• _What the exercise asks_
Looking at the records below, state how many lines include the string "Bolivian" and add nothing further.

+ + + +

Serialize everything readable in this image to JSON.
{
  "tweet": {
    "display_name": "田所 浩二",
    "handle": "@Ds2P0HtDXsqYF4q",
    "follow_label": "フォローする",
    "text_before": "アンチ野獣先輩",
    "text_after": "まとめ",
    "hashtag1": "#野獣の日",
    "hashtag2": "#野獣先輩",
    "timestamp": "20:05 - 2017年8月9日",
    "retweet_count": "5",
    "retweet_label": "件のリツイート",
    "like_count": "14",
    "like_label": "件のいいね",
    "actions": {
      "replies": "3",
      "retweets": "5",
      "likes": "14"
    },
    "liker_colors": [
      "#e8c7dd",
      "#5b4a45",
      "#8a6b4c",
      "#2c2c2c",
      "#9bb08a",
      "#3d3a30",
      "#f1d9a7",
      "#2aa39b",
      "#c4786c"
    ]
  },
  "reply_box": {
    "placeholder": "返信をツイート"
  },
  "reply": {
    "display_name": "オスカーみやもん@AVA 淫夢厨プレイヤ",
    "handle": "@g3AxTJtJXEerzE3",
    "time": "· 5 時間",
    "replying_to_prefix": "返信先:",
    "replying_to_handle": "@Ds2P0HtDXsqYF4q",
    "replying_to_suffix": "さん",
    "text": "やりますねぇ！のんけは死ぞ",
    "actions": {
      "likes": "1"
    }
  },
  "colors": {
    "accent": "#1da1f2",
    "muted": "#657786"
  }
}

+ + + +

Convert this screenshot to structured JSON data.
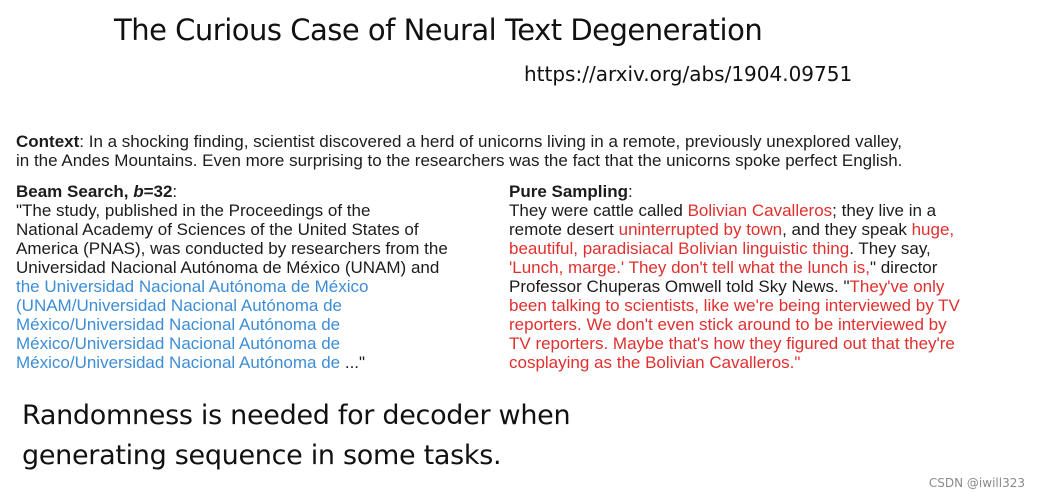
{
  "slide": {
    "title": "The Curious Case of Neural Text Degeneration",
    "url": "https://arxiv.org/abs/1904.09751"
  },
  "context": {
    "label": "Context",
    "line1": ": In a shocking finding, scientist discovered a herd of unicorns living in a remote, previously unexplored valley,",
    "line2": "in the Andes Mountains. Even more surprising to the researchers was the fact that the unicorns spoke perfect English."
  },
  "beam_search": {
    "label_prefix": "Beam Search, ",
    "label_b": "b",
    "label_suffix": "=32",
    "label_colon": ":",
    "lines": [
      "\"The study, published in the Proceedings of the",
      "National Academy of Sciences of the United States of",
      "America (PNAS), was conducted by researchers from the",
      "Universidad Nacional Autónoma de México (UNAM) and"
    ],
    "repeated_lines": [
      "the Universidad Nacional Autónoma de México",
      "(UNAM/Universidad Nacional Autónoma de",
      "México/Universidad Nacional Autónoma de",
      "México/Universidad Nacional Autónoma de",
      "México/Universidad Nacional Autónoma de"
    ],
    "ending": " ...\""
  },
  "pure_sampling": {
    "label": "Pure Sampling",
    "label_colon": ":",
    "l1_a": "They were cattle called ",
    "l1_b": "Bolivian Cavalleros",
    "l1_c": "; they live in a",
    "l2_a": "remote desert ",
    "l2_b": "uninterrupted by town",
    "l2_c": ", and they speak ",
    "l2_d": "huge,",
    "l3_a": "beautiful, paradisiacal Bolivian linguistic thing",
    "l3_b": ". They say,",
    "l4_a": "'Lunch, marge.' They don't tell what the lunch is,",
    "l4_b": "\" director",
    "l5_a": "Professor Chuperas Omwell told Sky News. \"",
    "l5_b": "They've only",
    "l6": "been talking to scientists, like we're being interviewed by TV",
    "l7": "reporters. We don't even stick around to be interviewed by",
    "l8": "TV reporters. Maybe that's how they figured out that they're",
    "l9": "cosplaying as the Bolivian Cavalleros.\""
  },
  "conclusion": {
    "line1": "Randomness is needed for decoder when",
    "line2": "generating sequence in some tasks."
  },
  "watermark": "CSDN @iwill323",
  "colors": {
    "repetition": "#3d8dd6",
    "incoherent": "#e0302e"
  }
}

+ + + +

• _Reply to the task_
3